"All for the benefit of whom? A handful of already wealthy clubs, investment firms and sovereign funds, none of which have the legitimacy to decide how football should be run. Even most ECA members stand to lose out from the proposed reforms.
"Such a blatant power grab would be indefensible at the best of times, but at the height of a global pandemic, it is nothing more than crisis profiteering - not to mention a stark contrast to the solidarity displayed by fans."
The ECA board meeting on Friday will be followed by a gathering of UEFA's club competitions committee.
The committee is dominated by ECA representatives, who from a Premier League perspective include Manchester United executive vice-chairman Ed Woodward and Manchester City chief executive Ferran Soriano.
Only approval from that committee will enable UEFA's ultimate ruling body, the executive committee, to rubber-stamp the new Champions League format on Monday.
The fans' letter, signed by the Arsenal Supporters' Trust, the Arsenal Independent Supporters' Association and the Manchester United Supporters' Trust, warned that clubs were not listening to what fans truly wanted.
"Over the past year, we have supported our clubs unconditionally, buying season tickets with no hope of attending games, and paying for TV subscriptions to watch repetitive ties held in empty, soulless stadiums, all while you were working behind the scenes to find new ways to bleed us dry," it read.
"But we do not have the time or money to invest in your fantasies or fund your insatiable greed. And in the end, we are your business model. Despite the expectations of some, there is no 'fan of tomorrow' waiting to come off the bench to rescue your plans.
"We are the fans of today, and we do not want more European games. We want strong, competitive domestic leagues, an equal opportunity to qualify for Europe based on sporting merit and fairer sharing of the game's wealth.
"We therefore demand that you drop your reckless plans. We also call on football's governing bodies to stop making concessions to elite clubs and intervene to protect the future of the game."
The UEFA proposal is for a 36-team league to replace the current group-phase format, which involves 32 teams split into eight groups of four.
Each team would play 10 matches on a seeded basis, the so-called 'Swiss model'. The model allows the flexibility to increase the number of games still further in the future, one of its plus points from Agnelli's perspective.
The Premier League is understood to have deep concerns about the impact of the extra matches on the domestic calendar, while English Football League chairman Rick Parry says the proposals pose a "major threat" to the future of the Carabao Cup.
The English top flight is also concerned by the proposal to give two of the extra qualification places to sides with the best European pedigree who have missed out on a place via domestic competition but have finished in a Europa League or Europa Conference League position.

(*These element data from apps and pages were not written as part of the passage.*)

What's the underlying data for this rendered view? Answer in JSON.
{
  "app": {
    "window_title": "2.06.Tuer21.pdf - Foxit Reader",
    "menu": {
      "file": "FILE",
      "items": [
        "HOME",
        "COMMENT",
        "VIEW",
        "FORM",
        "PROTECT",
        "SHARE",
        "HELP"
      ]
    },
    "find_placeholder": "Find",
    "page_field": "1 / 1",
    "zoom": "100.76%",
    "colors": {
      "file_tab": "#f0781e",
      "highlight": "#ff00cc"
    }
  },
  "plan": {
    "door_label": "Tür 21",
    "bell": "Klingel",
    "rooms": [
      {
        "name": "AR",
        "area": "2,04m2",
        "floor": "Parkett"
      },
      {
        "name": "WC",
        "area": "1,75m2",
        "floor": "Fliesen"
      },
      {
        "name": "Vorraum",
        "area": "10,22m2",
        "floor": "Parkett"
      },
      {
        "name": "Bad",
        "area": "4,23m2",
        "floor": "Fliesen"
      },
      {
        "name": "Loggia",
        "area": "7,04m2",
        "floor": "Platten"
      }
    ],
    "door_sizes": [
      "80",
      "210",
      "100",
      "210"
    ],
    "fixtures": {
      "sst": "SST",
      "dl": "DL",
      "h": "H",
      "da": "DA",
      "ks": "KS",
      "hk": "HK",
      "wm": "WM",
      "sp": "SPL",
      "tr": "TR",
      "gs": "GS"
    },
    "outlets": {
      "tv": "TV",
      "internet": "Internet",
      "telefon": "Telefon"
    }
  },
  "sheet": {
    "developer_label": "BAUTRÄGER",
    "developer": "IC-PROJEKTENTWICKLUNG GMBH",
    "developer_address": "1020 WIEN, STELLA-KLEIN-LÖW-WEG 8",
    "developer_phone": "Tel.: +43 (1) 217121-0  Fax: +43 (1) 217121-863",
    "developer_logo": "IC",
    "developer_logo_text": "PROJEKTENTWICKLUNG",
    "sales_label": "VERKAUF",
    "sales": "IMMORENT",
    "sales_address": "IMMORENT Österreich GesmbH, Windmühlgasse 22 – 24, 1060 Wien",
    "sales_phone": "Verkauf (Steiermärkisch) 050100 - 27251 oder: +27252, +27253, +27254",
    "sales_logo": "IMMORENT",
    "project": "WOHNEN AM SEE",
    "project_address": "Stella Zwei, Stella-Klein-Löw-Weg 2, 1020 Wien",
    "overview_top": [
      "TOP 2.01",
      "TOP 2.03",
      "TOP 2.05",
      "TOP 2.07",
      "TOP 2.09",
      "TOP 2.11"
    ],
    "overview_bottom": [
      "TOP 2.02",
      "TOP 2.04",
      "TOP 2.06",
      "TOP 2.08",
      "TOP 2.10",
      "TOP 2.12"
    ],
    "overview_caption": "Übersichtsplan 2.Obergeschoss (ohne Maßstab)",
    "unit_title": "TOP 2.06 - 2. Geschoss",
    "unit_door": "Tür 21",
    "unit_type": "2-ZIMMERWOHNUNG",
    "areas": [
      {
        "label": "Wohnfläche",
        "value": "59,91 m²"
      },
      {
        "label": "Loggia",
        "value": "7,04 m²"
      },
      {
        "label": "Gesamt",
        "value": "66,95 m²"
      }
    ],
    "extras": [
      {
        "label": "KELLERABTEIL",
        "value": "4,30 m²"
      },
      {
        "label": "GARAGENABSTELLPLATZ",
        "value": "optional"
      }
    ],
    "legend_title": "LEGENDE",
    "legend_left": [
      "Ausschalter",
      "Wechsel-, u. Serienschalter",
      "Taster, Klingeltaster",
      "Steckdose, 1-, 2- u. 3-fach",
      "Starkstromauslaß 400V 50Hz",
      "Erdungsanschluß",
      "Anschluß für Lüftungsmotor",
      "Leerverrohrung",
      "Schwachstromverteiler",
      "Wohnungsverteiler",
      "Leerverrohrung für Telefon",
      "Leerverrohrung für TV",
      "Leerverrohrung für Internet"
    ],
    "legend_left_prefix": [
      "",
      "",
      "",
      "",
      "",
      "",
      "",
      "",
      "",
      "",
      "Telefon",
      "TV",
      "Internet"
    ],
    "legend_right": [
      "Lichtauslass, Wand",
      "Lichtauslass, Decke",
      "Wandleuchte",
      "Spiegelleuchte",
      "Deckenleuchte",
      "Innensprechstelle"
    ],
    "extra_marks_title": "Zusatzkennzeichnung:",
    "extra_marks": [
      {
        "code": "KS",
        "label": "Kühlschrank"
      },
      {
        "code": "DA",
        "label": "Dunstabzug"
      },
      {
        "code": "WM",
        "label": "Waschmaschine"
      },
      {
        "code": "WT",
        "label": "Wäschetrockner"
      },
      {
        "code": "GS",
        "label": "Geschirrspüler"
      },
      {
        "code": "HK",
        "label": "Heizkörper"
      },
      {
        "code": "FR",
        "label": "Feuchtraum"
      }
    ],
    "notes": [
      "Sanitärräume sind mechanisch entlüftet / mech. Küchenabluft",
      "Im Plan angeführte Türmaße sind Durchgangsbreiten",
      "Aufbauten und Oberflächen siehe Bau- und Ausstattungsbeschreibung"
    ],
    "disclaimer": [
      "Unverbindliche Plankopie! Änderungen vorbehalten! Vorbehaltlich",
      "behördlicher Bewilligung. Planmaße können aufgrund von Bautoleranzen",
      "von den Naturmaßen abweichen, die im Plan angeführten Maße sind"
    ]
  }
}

It could mean a team finishing seventh in the Premier League leapfrogging teams in fifth and sixth into a more lucrative competition.
The top eight sides in the new 36-team league would qualify automatically for the last-16 knockout round, with the teams finishing ninth to 24th then playing off for the final eight spots.